Dr. Iltifat Husain’s physician take is at the end of this article

Despite the fact that Google Health, the personal health record system, failed, the company’s co-founders Larry Page and Sergey Brin remain “obsessed with massive, intractable medical problems” according to a recent post in re/code. That strong interest will likely lead to much deeper investments in a variety of healthcare-related projects. In fact, the investment bank Cowen and Company believes the search engine giant could make healthcare its next multi-billion dollar business. A case in point: Google, through an Alphabet holding company called Life Sciences, is investing in digital health systems and technology that focuses on diabetes, partnering with Sanofi in this endeavor. The pharmaceutical company, which sells diabetes drugs, will market Life Sciences’ technology in this specialty.
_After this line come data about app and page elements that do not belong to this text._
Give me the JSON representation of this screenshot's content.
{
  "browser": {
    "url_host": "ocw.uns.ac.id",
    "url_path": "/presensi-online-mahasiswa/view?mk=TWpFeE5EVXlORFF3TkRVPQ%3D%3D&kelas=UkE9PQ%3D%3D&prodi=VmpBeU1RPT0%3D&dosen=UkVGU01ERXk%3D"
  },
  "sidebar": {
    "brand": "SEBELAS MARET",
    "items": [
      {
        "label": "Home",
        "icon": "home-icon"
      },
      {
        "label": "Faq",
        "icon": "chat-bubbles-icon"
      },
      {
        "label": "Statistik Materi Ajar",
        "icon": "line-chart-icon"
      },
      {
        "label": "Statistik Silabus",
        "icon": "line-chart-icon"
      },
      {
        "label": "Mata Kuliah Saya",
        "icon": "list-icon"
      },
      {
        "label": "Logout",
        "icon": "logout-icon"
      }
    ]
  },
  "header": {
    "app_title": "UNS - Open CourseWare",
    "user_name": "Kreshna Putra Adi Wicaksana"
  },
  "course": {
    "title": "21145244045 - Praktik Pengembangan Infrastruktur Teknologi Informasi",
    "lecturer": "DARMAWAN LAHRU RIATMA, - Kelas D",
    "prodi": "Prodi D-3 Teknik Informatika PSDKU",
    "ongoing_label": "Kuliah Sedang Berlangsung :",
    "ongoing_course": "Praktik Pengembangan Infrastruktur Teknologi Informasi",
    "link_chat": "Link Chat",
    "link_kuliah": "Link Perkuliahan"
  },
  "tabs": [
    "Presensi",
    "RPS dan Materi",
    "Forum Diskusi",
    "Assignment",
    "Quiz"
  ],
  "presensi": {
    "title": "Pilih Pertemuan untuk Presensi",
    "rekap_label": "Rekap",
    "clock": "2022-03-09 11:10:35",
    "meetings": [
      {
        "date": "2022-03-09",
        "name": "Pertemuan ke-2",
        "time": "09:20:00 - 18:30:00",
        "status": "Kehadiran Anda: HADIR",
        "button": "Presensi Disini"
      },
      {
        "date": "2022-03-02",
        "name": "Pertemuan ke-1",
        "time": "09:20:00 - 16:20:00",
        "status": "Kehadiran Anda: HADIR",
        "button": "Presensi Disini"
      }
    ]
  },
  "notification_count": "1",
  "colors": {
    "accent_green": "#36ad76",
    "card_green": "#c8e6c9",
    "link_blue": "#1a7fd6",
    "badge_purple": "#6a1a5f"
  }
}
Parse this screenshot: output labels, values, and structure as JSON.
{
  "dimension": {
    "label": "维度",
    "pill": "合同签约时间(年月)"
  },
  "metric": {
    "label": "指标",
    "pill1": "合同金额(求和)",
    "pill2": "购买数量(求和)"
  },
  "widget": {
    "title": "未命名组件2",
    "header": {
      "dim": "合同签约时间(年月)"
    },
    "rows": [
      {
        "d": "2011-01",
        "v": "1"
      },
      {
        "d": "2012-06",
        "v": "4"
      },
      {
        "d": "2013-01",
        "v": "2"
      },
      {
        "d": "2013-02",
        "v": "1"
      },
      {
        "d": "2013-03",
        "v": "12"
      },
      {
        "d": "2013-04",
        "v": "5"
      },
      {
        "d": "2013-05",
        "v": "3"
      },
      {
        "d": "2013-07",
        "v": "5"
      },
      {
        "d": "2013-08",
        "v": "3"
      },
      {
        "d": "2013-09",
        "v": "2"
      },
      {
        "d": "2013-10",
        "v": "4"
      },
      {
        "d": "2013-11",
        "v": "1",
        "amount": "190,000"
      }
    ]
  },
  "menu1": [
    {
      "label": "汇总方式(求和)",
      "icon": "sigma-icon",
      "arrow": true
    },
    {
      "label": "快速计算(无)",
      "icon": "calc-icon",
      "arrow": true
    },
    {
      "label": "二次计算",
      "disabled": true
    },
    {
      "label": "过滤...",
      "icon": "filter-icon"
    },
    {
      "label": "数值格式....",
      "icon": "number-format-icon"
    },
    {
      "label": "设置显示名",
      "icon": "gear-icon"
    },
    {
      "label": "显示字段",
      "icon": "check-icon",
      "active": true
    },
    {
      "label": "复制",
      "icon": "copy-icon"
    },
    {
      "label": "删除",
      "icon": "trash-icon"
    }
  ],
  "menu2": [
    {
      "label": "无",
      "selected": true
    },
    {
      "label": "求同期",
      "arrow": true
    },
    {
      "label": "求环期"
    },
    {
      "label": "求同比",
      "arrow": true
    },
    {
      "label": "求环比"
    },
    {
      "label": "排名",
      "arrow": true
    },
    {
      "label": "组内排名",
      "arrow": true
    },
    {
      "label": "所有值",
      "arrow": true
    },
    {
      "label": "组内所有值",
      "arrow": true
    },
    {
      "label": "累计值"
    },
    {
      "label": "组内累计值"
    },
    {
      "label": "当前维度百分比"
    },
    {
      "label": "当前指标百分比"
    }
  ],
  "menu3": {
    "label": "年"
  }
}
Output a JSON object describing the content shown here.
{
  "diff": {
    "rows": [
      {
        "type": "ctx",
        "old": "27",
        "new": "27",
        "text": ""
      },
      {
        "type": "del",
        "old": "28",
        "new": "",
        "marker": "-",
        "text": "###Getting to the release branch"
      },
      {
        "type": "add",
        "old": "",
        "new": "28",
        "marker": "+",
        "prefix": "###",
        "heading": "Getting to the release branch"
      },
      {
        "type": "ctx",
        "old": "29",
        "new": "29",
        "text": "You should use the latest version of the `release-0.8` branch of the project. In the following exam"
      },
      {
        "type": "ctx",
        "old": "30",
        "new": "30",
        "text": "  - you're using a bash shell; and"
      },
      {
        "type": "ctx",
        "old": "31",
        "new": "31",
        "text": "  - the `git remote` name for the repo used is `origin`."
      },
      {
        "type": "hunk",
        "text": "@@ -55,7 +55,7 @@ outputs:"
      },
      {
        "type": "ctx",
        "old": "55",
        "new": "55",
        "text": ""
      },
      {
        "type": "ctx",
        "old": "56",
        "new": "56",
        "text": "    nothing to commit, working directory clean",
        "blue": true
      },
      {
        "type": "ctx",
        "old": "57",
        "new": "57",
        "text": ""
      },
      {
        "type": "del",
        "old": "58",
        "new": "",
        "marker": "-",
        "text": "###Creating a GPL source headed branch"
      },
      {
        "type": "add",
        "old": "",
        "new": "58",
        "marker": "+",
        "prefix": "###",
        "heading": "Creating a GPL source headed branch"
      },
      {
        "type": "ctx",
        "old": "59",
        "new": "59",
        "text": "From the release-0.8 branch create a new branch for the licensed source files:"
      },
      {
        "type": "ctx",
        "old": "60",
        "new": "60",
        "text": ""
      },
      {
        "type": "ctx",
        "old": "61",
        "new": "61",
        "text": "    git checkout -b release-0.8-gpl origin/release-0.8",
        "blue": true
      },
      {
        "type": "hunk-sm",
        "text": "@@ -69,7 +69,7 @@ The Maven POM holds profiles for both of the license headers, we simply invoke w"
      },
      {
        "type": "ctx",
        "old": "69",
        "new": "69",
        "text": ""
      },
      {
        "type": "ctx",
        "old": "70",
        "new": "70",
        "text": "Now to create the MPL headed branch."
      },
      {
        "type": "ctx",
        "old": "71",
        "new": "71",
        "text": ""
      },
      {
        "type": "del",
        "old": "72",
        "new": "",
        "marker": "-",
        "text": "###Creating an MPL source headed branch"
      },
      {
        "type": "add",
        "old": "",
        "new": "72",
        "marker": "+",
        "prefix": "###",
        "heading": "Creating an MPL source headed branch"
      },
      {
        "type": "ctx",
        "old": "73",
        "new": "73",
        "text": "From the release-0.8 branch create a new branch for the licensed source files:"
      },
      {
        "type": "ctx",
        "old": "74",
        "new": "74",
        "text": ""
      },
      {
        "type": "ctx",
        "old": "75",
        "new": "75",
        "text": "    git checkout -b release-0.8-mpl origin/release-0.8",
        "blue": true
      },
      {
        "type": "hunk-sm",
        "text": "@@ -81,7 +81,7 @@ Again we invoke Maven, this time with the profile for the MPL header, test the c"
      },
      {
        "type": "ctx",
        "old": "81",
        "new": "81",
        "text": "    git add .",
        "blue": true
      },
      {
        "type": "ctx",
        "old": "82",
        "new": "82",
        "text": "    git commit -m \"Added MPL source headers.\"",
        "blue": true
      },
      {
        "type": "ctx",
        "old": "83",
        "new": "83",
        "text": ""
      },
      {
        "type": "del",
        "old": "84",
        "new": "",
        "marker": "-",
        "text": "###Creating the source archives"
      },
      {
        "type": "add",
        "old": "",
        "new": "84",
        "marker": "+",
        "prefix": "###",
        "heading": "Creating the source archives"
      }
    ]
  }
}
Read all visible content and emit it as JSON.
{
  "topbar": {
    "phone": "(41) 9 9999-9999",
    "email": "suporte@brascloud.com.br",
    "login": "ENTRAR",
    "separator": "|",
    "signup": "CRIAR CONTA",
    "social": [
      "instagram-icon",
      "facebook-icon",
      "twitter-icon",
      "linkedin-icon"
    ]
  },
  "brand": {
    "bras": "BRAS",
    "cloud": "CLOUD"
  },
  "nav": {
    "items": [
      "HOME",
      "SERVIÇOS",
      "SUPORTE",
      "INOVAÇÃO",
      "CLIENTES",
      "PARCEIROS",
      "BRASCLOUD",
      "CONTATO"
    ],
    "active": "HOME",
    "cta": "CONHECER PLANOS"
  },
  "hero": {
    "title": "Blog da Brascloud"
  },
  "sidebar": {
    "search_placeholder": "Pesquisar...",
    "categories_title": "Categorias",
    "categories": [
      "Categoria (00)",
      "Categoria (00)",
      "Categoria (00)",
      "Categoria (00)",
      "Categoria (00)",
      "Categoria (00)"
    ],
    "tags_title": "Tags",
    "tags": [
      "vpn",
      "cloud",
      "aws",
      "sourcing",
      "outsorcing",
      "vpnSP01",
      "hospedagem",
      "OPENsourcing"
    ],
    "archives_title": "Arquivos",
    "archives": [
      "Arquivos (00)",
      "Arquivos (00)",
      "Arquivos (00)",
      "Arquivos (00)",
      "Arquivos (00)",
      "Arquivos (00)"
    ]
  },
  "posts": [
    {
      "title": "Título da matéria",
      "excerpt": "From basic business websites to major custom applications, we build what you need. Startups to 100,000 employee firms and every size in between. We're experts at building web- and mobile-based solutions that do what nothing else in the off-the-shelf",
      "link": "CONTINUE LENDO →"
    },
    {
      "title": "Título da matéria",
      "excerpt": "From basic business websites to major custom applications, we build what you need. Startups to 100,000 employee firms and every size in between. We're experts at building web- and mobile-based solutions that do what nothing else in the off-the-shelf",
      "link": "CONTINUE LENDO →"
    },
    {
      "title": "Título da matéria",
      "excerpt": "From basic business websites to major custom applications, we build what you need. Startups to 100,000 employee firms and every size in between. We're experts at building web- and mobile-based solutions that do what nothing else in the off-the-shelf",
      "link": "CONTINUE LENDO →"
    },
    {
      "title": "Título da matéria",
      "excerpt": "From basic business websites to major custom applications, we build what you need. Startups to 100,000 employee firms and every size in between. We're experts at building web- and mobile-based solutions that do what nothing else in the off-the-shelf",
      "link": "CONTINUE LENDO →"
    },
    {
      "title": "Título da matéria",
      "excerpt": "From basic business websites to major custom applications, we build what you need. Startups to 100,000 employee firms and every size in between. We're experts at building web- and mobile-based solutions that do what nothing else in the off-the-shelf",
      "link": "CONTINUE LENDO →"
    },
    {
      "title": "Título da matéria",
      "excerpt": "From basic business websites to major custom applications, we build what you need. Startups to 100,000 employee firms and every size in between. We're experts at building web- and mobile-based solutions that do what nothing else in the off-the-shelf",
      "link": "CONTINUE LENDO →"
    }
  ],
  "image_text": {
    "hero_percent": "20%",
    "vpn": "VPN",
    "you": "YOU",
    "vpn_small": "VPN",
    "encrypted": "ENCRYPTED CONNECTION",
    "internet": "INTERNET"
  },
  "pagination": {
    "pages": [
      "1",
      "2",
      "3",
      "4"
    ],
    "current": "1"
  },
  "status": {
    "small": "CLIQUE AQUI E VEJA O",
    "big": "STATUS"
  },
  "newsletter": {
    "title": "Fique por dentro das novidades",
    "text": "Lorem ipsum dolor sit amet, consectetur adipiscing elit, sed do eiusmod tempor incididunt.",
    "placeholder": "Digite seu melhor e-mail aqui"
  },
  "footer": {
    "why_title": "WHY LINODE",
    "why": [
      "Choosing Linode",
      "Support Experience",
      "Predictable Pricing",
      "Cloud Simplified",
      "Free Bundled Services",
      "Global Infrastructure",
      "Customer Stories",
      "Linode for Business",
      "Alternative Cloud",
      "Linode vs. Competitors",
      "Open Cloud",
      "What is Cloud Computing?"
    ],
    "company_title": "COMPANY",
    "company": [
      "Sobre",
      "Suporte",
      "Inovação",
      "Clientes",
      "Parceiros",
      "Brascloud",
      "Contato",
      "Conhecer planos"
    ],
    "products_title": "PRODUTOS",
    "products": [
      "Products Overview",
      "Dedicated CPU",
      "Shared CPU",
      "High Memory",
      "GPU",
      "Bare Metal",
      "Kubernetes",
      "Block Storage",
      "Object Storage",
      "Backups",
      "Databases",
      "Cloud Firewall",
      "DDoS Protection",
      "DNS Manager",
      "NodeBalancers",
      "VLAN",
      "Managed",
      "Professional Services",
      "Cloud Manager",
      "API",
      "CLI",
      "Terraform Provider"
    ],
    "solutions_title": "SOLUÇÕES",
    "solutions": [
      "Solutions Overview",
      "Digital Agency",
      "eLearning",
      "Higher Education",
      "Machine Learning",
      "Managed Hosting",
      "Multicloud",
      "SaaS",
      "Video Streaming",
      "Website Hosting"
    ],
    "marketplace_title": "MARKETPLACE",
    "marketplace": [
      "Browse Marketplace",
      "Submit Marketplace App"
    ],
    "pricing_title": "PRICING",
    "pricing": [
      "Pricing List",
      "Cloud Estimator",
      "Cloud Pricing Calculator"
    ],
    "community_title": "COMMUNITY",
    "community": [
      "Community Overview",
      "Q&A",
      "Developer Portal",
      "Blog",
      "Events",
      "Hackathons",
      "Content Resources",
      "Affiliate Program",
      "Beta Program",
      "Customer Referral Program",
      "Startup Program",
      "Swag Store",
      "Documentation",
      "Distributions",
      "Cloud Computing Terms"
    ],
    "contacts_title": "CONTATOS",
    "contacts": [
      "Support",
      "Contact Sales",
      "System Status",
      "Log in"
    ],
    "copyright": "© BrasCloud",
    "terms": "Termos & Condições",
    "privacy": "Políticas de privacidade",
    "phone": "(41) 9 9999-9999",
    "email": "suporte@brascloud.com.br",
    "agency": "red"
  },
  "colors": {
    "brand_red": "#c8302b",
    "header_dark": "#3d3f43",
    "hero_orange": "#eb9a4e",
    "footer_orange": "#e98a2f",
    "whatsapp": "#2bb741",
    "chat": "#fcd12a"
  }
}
The Cowen report goes on to state: “A closer look at Google’s vast health care efforts reveals that the company is targeting very large markets with an expansive list of projects that with even minor success could justify the company’s recent investments.” Among the areas that would be a good fit for the company:

  • Genomic sequencing
  • Technology that takes advantage of the move from fee-for-service to pay-for-value medical services
  • Health data digitization

The re/code post goes on to postulate that Google’s expertise in cloud computing would help bolster any potential ventures into health data digitization. And its interest in diabetes has led to the company’s partnership with Dexcom to develop technological tools to manage the disease. The Cowen research report believes the total market in this area has $20 billion in potential.

On a more negative note, however, the company’s investments in digital health and medical technology are not a sure thing: “Other tech companies do cloud computing well, arguably better as businesses. And several, including Fitbit and Apple, look better poised to seize on any boom in wearable health products.”

Dr. Iltifat Husain’s take:

Remember when Google created Helpouts and enabled physicians to have patient visits in a HIPAA compliant manner? And when they had a personal health records — Google Health — for individuals? Both didn’t work out.  Google discontinued Helpouts months ago and if there were any physicians who utilized the service actively for their patients – tough luck. I’m interested to see what Google has in store for medicine, but health and medicine aren’t ventures you can try things out on and see what sticks. Personally, I would be hesitant as a physician to utilize any significant medical or health platform Google or Apple create until they prove they are in the game for the long haul. If they stick to health trackers and wellness apps that’s fine – but if they want to actually change the medical industry I’d be hesitant to utilize their services unless they prove they are in for the long haul.